It’s that time of year again, when the flu vaccine seems to get bumped to the top of every health care professional’s—and every concerned loved one’s—list of things you should worry about. Still not convinced you need a flu shot? Each year, more than 200,000 Americans are hospitalized, and 36,000 people die because of complications related to influenza. Many of these fatalities could be avoided with a vaccine. Read on to learn what steps you can take to protect yourself and your family.

Myth: Only older adults and babies need to be vaccinated.
Reality: Though it’s generally recommended for adults above the age of 50 and children aged 6 months to 5 years, many healthy adults who come in close contact with older people and children get the vaccine to protect themselves and their at-risk family members from contracting the highly contagious virus. “We find that many people are not as concerned [about themselves] as they are about their loved ones,” says Curtis Allen, a spokesperson for the Centers for Disease Control and Prevention.

Myth: It’s too early/late to get a flu shot.
Reality: The best time get a flu shot is in October or November so that you’re prepared for the upcoming flu season. But if you miss it during those months, don’t wait until next year—getting vaccinated anytime before February can still protect you.

Myth: I got a flu shot last year, so I don’t need another one.
Reality: An annual flu shot is the best protection that a person can have against influenza. According to researchers at Northwestern University, some seniors mistakenly believe that the flu vaccine provides lifelong immunity to the disease.

Myth: The flu is just a serious version of a cold; I’ll get over it.
Reality: “There’s a big difference between the flu and a really bad cold,” says Allen. Though they share many of the same symptoms—such as fevers, headaches, sore throat and cough—the flu is usually much more severe and can be debilitating for elderly people and those with weakened immune systems.

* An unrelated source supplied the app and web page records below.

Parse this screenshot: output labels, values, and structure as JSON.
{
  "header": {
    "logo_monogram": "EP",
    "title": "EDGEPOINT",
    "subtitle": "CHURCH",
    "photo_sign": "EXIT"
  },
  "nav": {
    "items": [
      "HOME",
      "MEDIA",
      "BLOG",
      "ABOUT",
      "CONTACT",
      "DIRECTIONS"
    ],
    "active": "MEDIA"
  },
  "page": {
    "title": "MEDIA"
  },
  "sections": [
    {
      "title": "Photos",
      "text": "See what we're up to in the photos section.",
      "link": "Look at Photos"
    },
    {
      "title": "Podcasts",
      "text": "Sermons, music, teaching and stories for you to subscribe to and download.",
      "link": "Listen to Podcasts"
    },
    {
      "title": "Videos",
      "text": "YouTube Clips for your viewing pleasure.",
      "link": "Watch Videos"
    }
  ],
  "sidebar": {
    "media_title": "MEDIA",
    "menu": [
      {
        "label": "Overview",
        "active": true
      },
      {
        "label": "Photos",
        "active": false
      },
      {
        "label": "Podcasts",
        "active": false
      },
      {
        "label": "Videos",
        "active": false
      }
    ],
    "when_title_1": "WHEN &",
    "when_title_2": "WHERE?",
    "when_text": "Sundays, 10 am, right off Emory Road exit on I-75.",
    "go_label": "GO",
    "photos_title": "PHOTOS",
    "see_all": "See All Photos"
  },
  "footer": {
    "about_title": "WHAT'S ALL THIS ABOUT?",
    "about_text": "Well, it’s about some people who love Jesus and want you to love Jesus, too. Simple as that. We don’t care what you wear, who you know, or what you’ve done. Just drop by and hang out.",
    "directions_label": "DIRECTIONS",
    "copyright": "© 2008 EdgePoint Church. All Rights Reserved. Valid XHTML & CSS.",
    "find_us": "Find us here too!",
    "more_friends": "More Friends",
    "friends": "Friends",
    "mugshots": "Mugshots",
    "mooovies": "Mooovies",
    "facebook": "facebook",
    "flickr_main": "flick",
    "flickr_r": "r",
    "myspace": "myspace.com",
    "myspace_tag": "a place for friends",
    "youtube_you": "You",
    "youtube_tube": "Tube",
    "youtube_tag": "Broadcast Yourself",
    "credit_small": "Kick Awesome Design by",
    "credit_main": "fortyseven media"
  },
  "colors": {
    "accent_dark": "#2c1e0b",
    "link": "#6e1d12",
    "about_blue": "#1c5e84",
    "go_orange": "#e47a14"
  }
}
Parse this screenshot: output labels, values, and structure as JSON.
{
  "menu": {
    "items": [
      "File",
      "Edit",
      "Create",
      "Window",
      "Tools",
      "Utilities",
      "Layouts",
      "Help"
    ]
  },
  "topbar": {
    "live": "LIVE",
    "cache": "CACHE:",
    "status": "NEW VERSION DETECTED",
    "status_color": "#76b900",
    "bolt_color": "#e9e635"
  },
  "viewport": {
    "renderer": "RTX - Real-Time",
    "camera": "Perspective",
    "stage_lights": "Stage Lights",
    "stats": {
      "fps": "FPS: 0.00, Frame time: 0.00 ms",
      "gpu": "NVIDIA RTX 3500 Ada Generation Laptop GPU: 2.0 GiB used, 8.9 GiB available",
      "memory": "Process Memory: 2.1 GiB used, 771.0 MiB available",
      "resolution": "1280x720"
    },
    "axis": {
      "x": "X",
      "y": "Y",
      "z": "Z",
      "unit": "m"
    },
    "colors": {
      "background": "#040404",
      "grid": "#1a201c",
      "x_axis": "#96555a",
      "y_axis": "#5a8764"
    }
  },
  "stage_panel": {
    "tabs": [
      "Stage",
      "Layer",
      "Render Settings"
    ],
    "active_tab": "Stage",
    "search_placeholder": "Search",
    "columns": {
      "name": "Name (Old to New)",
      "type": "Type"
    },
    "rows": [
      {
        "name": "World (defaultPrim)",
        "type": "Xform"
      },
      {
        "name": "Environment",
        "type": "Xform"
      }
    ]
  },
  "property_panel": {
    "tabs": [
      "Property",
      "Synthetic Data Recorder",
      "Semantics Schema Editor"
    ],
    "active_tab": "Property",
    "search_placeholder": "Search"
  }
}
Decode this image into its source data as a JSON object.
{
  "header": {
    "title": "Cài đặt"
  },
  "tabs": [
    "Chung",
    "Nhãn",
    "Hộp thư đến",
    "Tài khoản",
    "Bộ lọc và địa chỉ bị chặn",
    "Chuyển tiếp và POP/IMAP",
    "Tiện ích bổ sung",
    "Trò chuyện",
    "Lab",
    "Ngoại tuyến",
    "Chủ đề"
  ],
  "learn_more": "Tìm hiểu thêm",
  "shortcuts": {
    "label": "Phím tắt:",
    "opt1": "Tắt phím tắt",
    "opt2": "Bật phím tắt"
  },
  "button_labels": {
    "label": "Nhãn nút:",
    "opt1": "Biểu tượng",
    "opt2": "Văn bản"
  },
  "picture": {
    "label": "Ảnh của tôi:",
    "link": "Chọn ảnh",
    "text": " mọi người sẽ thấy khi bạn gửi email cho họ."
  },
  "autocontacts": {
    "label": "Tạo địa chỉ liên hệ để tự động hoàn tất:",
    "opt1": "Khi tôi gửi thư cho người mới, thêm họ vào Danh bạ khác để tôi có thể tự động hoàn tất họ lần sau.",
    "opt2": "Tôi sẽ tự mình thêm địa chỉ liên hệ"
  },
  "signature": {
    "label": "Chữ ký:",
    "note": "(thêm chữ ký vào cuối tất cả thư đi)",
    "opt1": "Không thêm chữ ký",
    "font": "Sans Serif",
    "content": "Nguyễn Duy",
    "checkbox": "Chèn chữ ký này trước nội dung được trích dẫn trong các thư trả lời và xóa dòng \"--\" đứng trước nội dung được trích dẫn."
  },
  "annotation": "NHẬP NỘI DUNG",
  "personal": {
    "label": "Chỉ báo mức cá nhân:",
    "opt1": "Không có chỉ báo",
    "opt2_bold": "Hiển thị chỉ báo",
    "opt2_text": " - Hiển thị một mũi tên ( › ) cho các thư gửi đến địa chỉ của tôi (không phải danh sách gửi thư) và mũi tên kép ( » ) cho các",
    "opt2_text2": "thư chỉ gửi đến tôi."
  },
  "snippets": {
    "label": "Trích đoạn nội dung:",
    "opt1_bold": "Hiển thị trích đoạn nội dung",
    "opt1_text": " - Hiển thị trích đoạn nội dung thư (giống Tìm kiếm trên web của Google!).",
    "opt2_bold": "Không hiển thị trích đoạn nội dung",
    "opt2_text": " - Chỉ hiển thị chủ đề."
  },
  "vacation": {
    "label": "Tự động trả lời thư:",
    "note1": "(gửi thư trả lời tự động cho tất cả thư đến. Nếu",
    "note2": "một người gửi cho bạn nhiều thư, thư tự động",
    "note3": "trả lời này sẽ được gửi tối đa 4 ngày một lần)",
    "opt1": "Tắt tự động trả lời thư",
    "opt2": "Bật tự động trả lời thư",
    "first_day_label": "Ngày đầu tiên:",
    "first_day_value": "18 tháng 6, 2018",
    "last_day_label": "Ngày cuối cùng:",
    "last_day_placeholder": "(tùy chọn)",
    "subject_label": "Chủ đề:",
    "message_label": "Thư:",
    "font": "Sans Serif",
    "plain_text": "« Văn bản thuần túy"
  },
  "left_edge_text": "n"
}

Myth: The flu shot will give me the flu.
Reality: The flu shot is an “inactivated vaccine,” which means that while it primes your immune system to beat back the virus, it can’t give you the flu. The nasal-spray flu vaccine, though made with a live, weakened flu virus, is “very unlikely” to give you the flu, says Allen. (The nasal spray isn’t recommended for everyone; talk to your doctor for more information). However, many people who get a common cold or other respiratory disease after receiving the vaccine mistakenly think the shot has caused them to contract influenza.

For more information on flu myths read “Top Flu Myths” (Real Health, Spring 2006).

Note: The flu vaccine is not recommended for people with certain allergies, those with a rare condition called Guillain-Barre syndrome and children under 6 months of age. To find out where to get the flu shot, call your doctor, or visit the American Lung Association’s flu clinic locator at